As the writer claimed, this book is a historical fiction thus one can’t really argue on its historical accuracy. However, to my disappointment there are quite some significant deviations between historical facts and what were written in this book.

Shors wrote that Jahanara was wedded to a sadistic silver merchant. The marriage was not going well and she then had an affair with the Taj Mahal’s architect; Isa. Jahanara and Isa later had a daughter named after Jahanara’s mother; Arjumand.

The fact is
Dec 03, 2014 rated it did not like it
What. The. Hell.
Did this author even bother to do the tiniest bit of research before writing this book? I just can't deal with the numerous historical inaccuracies. He claims the book is fiction because of something or the other but dude, you are writing about actual people who actually existed once upon a time. First of all, Jahanara never married. Why the hell would the emperor marry her off to an abusive silver merchant?! Princesses can only marry into royalty and that too within the family.
Aug 20, 2008 rated it did not like it
Shelves: wall-banger
Here's another one where I don't get all the glowing reviews. Everyone is either pure as the driven snow or the most horrendous villain that ever existed. The emporer's children going swimming in the river unescorted? The emporer's daughter COOKING? Hellooooooo. To each his own, but I urge you to get this one from the library then buy it if you love at.
« previous 1 3 4 5 6 7 8 9 next »

Readers also enjoyed

  • The Twentieth Wife (Taj Mahal Trilogy, #1)
  • Todos os Sonhos do Mundo
  • Shadow Princess (Taj Mahal Trilogy, #3)
  • The Feast of Roses (Taj Mahal Trilogy, #2)
  • Daughters of Fortune
  • Пиреј
  • When the Heart Cries (Sisters of the Quilt, #1)
  • Freedom Riders: 1961 and the Struggle for Racial Justice
  • You Are a Goddess: Working with the Sacred Feminine to Awaken, Heal and Transform
  • Nine Faces of Christ: A Narrative of Nine Great Mystic Initiations of Joseph-Bar-Joseph In...
  • The Meaning of Mary Magdalene: Discovering the Woman at the Heart of Christianity
  • Gaia Codex
  • Jesus: My Autobiography
  • Touché (Touché, #1)
  • A Child's Game
  • High School Paradise
  • Let Go
  • Heart Block: Biarkan Cinta Menemukanmu
See similar books…
Hi, everyone. I hope this message finds people well.
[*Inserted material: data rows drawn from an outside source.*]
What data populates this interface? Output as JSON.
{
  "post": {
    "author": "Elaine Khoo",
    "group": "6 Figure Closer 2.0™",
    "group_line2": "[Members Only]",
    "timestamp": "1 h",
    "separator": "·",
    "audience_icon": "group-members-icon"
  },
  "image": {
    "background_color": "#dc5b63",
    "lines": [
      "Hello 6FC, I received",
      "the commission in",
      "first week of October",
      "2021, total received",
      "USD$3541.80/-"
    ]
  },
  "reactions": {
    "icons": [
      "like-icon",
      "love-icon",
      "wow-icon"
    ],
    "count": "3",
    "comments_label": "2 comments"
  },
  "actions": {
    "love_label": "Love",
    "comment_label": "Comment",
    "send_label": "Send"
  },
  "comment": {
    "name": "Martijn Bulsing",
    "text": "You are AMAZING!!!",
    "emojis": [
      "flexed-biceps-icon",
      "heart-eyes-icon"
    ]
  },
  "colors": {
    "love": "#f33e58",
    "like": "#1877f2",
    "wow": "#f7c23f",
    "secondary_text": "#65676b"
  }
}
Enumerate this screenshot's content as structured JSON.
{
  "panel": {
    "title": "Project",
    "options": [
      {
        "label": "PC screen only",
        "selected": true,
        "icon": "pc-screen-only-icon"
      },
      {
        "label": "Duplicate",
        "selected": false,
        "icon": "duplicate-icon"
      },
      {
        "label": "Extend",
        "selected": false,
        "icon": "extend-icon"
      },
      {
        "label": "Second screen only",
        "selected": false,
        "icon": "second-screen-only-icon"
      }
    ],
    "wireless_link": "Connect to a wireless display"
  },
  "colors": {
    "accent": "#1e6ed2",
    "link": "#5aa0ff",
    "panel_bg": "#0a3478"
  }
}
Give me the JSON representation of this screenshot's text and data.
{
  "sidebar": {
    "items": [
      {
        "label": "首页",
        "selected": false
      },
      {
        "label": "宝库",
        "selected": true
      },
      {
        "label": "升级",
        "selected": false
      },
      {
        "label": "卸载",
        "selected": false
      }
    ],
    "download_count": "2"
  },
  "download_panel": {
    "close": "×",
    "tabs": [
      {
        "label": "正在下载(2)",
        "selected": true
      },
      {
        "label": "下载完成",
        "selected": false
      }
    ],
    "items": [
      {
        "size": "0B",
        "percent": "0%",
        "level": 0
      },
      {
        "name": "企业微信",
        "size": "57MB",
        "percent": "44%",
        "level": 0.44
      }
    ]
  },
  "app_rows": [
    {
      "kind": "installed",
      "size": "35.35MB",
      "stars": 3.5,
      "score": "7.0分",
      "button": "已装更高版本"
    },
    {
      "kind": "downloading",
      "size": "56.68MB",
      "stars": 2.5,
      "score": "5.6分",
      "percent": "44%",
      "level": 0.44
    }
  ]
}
I'm the bestselling author of The Demon Seekers trilogy, My Midnight Sun, Unbound, Beneath a Marble Sky, Temple of a Thousand Faces, Cross Currents, Beside a Burning Sea, Dragon House, and The Wishing Trees. My novels have won multiple awards and have been translated into twenty six languages. I have also spoken (via speakerphone) with more than

Related Articles

Some people love books. Some people fall in love. And some people fall in love with books about falling in love. Every month our team...
57 likes · 12 comments
“Never deny yourself love, my child. For to deny love is to deny God's greatest gift. And who are we to deny God?” 24 likes
“Loved ones are sometimes taken from us, either by death or other circumstances outside our control. Yes, we should lament their departure and yes, we should pray for them often. But we shouldn't dwell so deeply upon such vacancies that life itself becomes empty.” 18 likes
More quotes…